A microbiology lab at Imperial’s St Mary’s campus is at the centre of a scientific race to develop a vaccine against a global viral outbreak.
This article was updated on 5 February 2019
Led by Professor Robin Shattock, from the Department of Infectious Disease, the Imperial team is one of only a handful of research groups in the world currently working to create a viable vaccine against the novel coronavirus.
Since emerging at the end of last year, the virus (called ‘2019-nCoV’) has spread beyond the limits of Wuhan city in China’s Hubei province, causing hundreds of deaths in China and leading to confirmed cases in 24 countries around the world – including two in the UK.

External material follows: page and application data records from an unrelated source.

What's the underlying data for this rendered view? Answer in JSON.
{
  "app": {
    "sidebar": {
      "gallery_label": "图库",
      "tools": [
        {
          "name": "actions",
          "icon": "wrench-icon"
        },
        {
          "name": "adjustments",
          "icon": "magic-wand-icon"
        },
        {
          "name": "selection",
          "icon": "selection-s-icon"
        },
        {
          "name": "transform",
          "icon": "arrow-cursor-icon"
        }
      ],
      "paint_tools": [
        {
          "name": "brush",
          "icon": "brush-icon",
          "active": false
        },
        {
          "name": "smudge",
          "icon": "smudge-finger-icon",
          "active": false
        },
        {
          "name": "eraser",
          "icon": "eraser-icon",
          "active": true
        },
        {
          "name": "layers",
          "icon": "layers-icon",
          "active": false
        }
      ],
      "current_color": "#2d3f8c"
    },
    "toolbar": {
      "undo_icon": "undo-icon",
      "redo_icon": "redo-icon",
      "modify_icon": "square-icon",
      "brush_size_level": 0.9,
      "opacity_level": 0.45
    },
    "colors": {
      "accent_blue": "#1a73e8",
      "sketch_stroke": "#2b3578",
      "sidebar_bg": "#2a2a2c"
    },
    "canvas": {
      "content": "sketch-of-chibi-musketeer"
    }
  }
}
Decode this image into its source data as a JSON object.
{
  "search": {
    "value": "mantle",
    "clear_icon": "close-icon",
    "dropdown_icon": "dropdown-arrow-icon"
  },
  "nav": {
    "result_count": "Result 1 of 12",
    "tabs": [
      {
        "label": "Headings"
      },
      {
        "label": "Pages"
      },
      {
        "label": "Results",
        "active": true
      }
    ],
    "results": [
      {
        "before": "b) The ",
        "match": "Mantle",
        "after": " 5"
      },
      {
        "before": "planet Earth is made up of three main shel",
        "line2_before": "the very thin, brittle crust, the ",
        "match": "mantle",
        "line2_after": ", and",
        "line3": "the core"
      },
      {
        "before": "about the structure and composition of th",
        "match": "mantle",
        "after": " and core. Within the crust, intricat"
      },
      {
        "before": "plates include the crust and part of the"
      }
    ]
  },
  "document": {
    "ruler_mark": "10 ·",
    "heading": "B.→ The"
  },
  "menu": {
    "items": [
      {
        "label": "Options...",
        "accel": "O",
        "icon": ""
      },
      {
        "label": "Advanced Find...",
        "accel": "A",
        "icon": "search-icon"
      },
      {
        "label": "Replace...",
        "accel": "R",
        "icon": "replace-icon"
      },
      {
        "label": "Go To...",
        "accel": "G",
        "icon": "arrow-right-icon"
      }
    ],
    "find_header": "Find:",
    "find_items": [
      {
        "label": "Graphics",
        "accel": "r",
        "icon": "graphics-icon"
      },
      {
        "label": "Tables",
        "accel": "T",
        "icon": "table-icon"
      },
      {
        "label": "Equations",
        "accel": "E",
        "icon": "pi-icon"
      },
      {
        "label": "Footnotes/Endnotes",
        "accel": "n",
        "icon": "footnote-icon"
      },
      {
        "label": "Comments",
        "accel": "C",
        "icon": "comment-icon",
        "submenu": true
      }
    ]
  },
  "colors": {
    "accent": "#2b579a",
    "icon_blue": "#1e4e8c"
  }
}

According to Professor Shattock, the difference between this vaccine effort and that of previous outbreaks, such as the SARS outbreak in 2002, is that a vaccine could potentially be produced much faster than conventional methods.
“We have the technology to develop a vaccine with a speed that’s never been realised before,” he explains.
Professor Shattock added: “We have successfully generated our novel coronavirus vaccine candidate in the lab – just 14 days from getting the genetic sequence to generating the candidate in the lab. This will go into the first animal experiments on Monday [10th February].
"If this work is successful, and if we secure further funding, the vaccine could enter into clinical studies (with human participants) in early Summer.”
Imperial’s Ryan O’Hare spoke to Professor Shattock to find out more about the virus at the centre of the outbreak and the road to developing a vaccine.
Listen to the full interview.
Article text (excluding photos or graphics) © Imperial College London.
Photos and graphics subject to third party copyright used with permission or © Imperial College London.
Leave a comment
Your comment may be published, displaying your name as you provide it, unless you request otherwise. Your contact details will never be published.